**ACTIVITY**
Starting at the line that contains "Output a JSON", return every line through the end of the data exactly, without pictures.

**Records drawn from a dataset**
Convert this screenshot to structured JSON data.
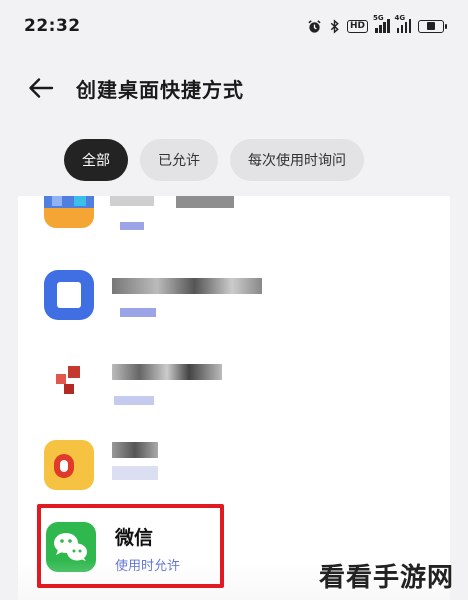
{
  "status_bar": {
    "time": "22:32",
    "icons": [
      "alarm-icon",
      "bluetooth-icon",
      "hd-icon",
      "5g-signal-icon",
      "4g-signal-icon",
      "battery-icon"
    ],
    "hd_label": "HD",
    "signal1_tag": "5G",
    "signal2_tag": "4G",
    "battery_level": 0.35
  },
  "header": {
    "title": "创建桌面快捷方式",
    "back_icon": "back-arrow-icon"
  },
  "filters": [
    {
      "label": "全部",
      "active": true
    },
    {
      "label": "已允许",
      "active": false
    },
    {
      "label": "每次使用时询问",
      "active": false
    }
  ],
  "apps": {
    "blurred_count": 4,
    "wechat": {
      "name": "微信",
      "status": "使用时允许",
      "icon": "wechat-icon",
      "icon_color": "#2fb84d"
    }
  },
  "watermark": "看看手游网",
  "colors": {
    "accent_blue": "#5b6fd6",
    "highlight_red": "#e11a22",
    "chip_active": "#232323"
  }
}
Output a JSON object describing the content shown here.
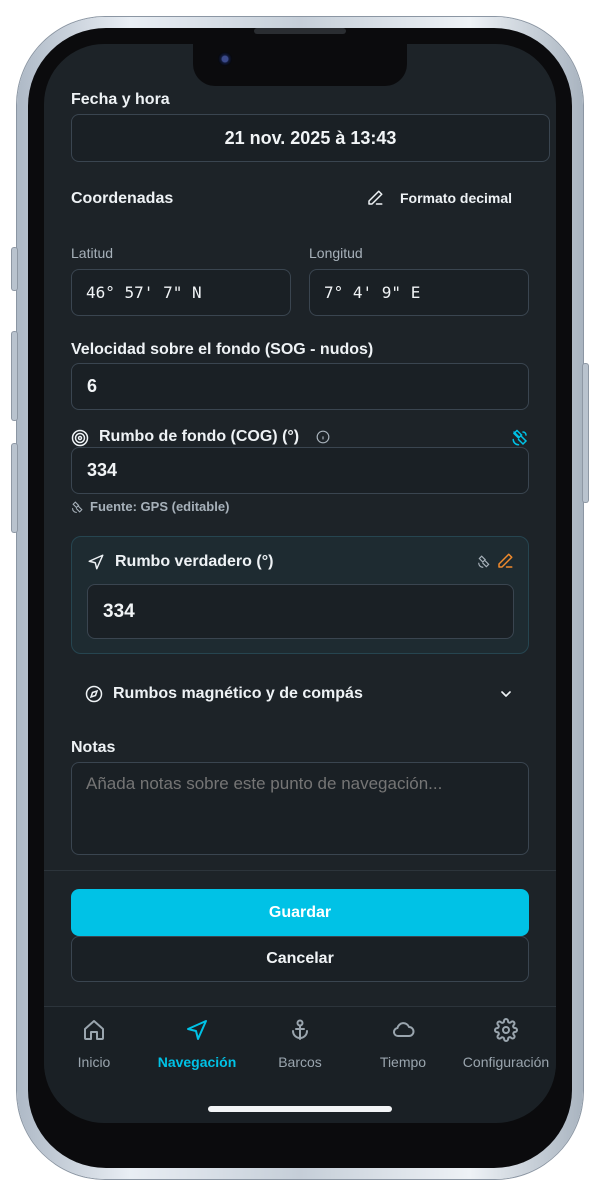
{
  "fecha": {
    "label": "Fecha y hora",
    "value": "21 nov. 2025 à 13:43"
  },
  "coords": {
    "label": "Coordenadas",
    "format_button": "Formato decimal",
    "lat_label": "Latitud",
    "lat_value": "46° 57' 7\" N",
    "lon_label": "Longitud",
    "lon_value": "7° 4' 9\" E"
  },
  "sog": {
    "label": "Velocidad sobre el fondo (SOG - nudos)",
    "value": "6"
  },
  "cog": {
    "label": "Rumbo de fondo (COG) (°)",
    "value": "334",
    "source": "Fuente: GPS (editable)"
  },
  "true_heading": {
    "label": "Rumbo verdadero (°)",
    "value": "334"
  },
  "magnetic": {
    "label": "Rumbos magnético y de compás"
  },
  "notes": {
    "label": "Notas",
    "placeholder": "Añada notas sobre este punto de navegación..."
  },
  "actions": {
    "save": "Guardar",
    "cancel": "Cancelar"
  },
  "bottom_nav": [
    {
      "label": "Inicio",
      "icon": "home-icon"
    },
    {
      "label": "Navegación",
      "icon": "navigation-icon",
      "active": true
    },
    {
      "label": "Barcos",
      "icon": "anchor-icon"
    },
    {
      "label": "Tiempo",
      "icon": "cloud-icon"
    },
    {
      "label": "Configuración",
      "icon": "gear-icon"
    }
  ],
  "colors": {
    "accent": "#00c2e6",
    "edit_orange": "#f08a2c",
    "background": "#1d2328",
    "card_bg": "#1e2b31"
  }
}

**SOLUTION BELOW**
Output a JSON object describing the content shown here.
{
  "fecha": {
    "label": "Fecha y hora",
    "value": "21 nov. 2025 à 13:43"
  },
  "coords": {
    "label": "Coordenadas",
    "format_button": "Formato decimal",
    "lat_label": "Latitud",
    "lat_value": "46° 57' 7\" N",
    "lon_label": "Longitud",
    "lon_value": "7° 4' 9\" E"
  },
  "sog": {
    "label": "Velocidad sobre el fondo (SOG - nudos)",
    "value": "6"
  },
  "cog": {
    "label": "Rumbo de fondo (COG) (°)",
    "value": "334",
    "source": "Fuente: GPS (editable)"
  },
  "true_heading": {
    "label": "Rumbo verdadero (°)",
    "value": "334"
  },
  "magnetic": {
    "label": "Rumbos magnético y de compás"
  },
  "notes": {
    "label": "Notas",
    "placeholder": "Añada notas sobre este punto de navegación..."
  },
  "actions": {
    "save": "Guardar",
    "cancel": "Cancelar"
  },
  "bottom_nav": [
    {
      "label": "Inicio",
      "icon": "home-icon"
    },
    {
      "label": "Navegación",
      "icon": "navigation-icon",
      "active": true
    },
    {
      "label": "Barcos",
      "icon": "anchor-icon"
    },
    {
      "label": "Tiempo",
      "icon": "cloud-icon"
    },
    {
      "label": "Configuración",
      "icon": "gear-icon"
    }
  ],
  "colors": {
    "accent": "#00c2e6",
    "edit_orange": "#f08a2c",
    "background": "#1d2328",
    "card_bg": "#1e2b31"
  }
}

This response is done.